Task directions: Restate all entries word for word, minus pictures.
** Extracted entries follows **
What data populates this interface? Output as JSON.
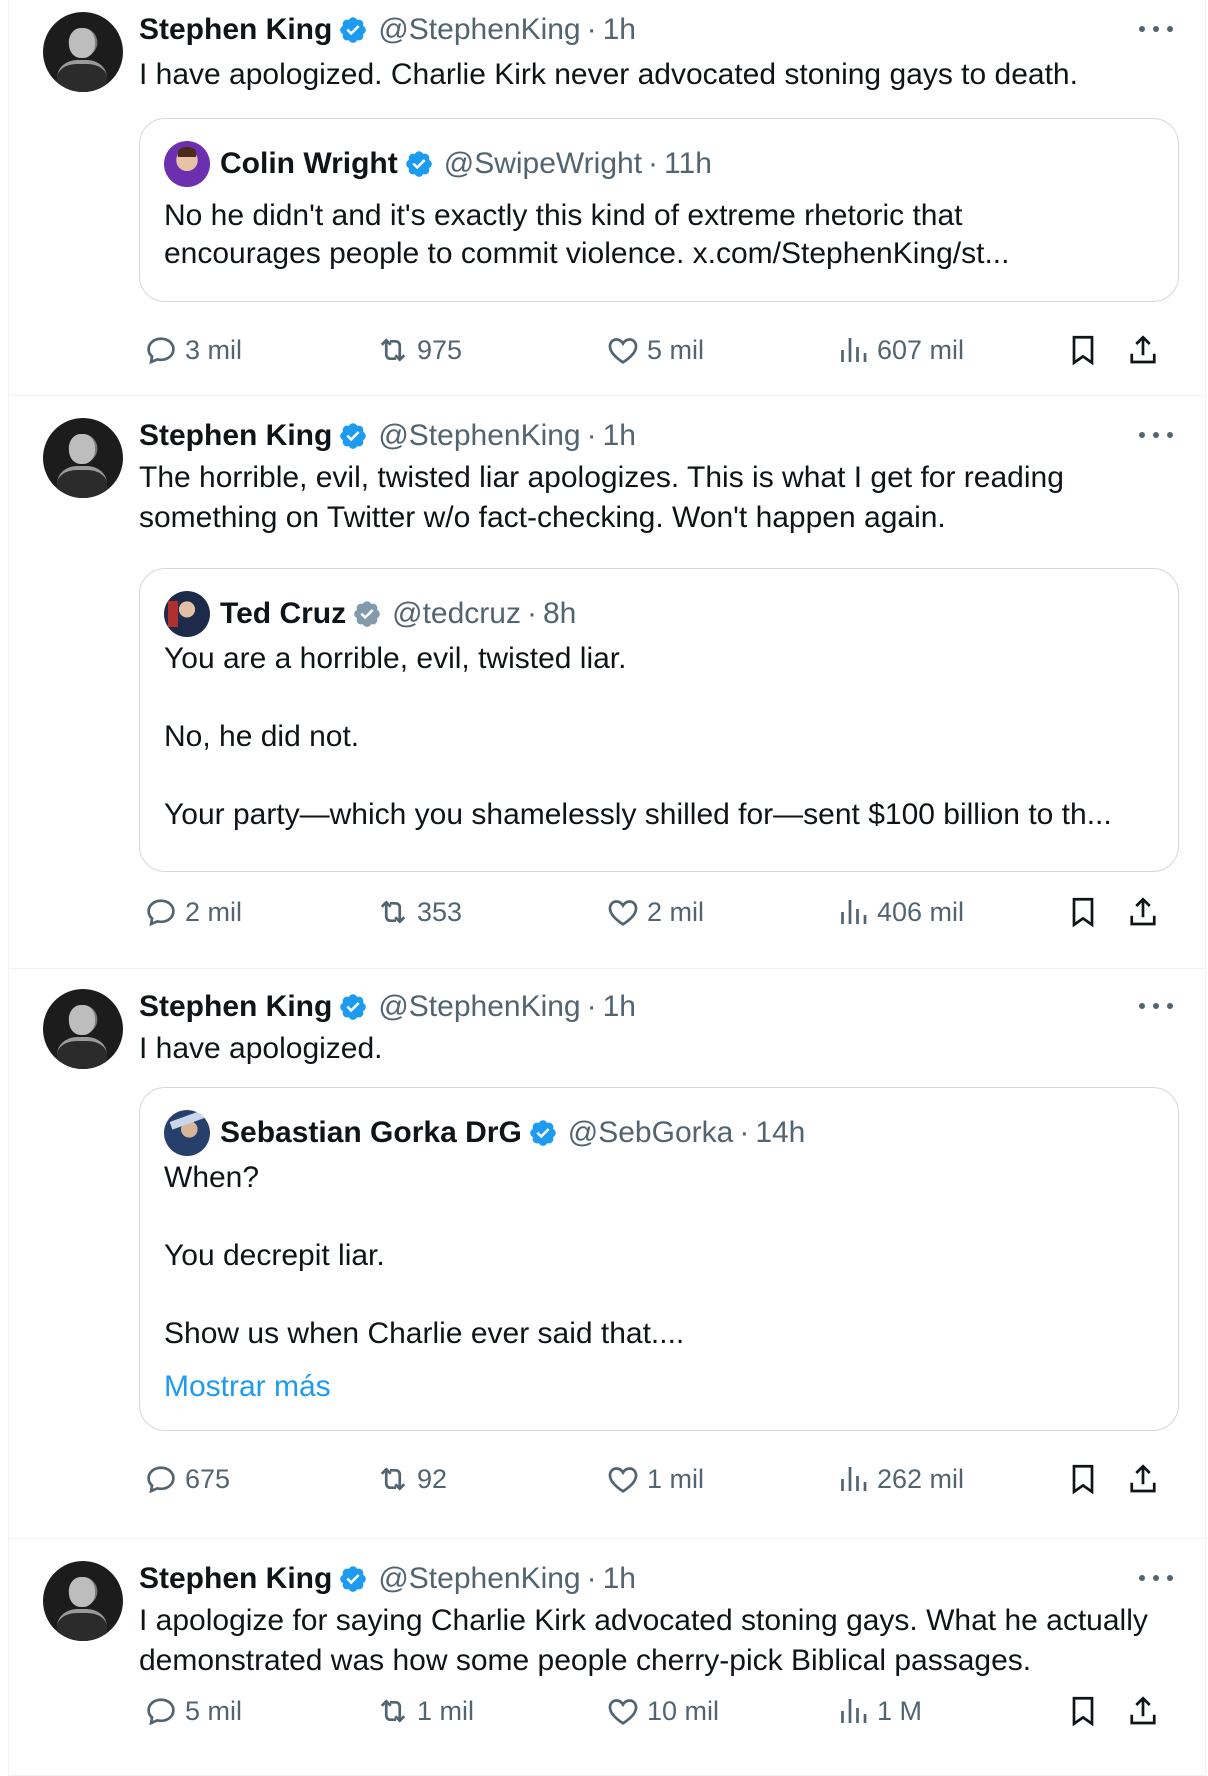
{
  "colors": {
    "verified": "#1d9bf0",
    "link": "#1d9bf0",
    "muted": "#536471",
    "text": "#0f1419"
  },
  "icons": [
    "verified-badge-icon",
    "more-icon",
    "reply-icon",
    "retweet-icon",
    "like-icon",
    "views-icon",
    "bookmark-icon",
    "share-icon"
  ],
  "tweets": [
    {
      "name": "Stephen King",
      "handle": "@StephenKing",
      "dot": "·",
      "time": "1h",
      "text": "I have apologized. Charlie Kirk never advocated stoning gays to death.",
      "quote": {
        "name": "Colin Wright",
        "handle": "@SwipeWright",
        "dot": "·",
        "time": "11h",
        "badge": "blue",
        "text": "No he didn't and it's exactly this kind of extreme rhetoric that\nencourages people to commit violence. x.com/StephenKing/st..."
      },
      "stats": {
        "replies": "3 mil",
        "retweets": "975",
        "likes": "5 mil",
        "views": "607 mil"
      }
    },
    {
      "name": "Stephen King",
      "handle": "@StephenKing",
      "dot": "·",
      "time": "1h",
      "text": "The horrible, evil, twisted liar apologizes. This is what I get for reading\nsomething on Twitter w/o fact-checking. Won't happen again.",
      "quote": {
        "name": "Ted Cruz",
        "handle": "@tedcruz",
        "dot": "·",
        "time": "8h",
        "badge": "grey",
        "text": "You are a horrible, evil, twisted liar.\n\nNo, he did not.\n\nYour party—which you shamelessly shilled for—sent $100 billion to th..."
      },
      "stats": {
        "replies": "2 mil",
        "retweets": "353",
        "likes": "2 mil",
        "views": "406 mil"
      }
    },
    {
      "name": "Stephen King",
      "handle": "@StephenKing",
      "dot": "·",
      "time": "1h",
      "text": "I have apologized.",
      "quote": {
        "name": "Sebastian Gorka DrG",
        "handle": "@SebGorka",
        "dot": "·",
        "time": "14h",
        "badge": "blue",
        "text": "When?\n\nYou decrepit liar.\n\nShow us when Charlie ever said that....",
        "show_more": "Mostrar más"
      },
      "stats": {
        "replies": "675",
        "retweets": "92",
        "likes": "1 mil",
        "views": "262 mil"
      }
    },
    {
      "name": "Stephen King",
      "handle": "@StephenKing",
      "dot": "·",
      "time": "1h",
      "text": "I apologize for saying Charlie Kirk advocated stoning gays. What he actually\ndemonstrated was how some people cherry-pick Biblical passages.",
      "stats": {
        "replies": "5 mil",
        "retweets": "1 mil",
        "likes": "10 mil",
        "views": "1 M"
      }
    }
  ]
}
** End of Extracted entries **
Problem solution:
What data populates this interface? Output as JSON.
{
  "colors": {
    "verified": "#1d9bf0",
    "link": "#1d9bf0",
    "muted": "#536471",
    "text": "#0f1419"
  },
  "icons": [
    "verified-badge-icon",
    "more-icon",
    "reply-icon",
    "retweet-icon",
    "like-icon",
    "views-icon",
    "bookmark-icon",
    "share-icon"
  ],
  "tweets": [
    {
      "name": "Stephen King",
      "handle": "@StephenKing",
      "dot": "·",
      "time": "1h",
      "text": "I have apologized. Charlie Kirk never advocated stoning gays to death.",
      "quote": {
        "name": "Colin Wright",
        "handle": "@SwipeWright",
        "dot": "·",
        "time": "11h",
        "badge": "blue",
        "text": "No he didn't and it's exactly this kind of extreme rhetoric that\nencourages people to commit violence. x.com/StephenKing/st..."
      },
      "stats": {
        "replies": "3 mil",
        "retweets": "975",
        "likes": "5 mil",
        "views": "607 mil"
      }
    },
    {
      "name": "Stephen King",
      "handle": "@StephenKing",
      "dot": "·",
      "time": "1h",
      "text": "The horrible, evil, twisted liar apologizes. This is what I get for reading\nsomething on Twitter w/o fact-checking. Won't happen again.",
      "quote": {
        "name": "Ted Cruz",
        "handle": "@tedcruz",
        "dot": "·",
        "time": "8h",
        "badge": "grey",
        "text": "You are a horrible, evil, twisted liar.\n\nNo, he did not.\n\nYour party—which you shamelessly shilled for—sent $100 billion to th..."
      },
      "stats": {
        "replies": "2 mil",
        "retweets": "353",
        "likes": "2 mil",
        "views": "406 mil"
      }
    },
    {
      "name": "Stephen King",
      "handle": "@StephenKing",
      "dot": "·",
      "time": "1h",
      "text": "I have apologized.",
      "quote": {
        "name": "Sebastian Gorka DrG",
        "handle": "@SebGorka",
        "dot": "·",
        "time": "14h",
        "badge": "blue",
        "text": "When?\n\nYou decrepit liar.\n\nShow us when Charlie ever said that....",
        "show_more": "Mostrar más"
      },
      "stats": {
        "replies": "675",
        "retweets": "92",
        "likes": "1 mil",
        "views": "262 mil"
      }
    },
    {
      "name": "Stephen King",
      "handle": "@StephenKing",
      "dot": "·",
      "time": "1h",
      "text": "I apologize for saying Charlie Kirk advocated stoning gays. What he actually\ndemonstrated was how some people cherry-pick Biblical passages.",
      "stats": {
        "replies": "5 mil",
        "retweets": "1 mil",
        "likes": "10 mil",
        "views": "1 M"
      }
    }
  ]
}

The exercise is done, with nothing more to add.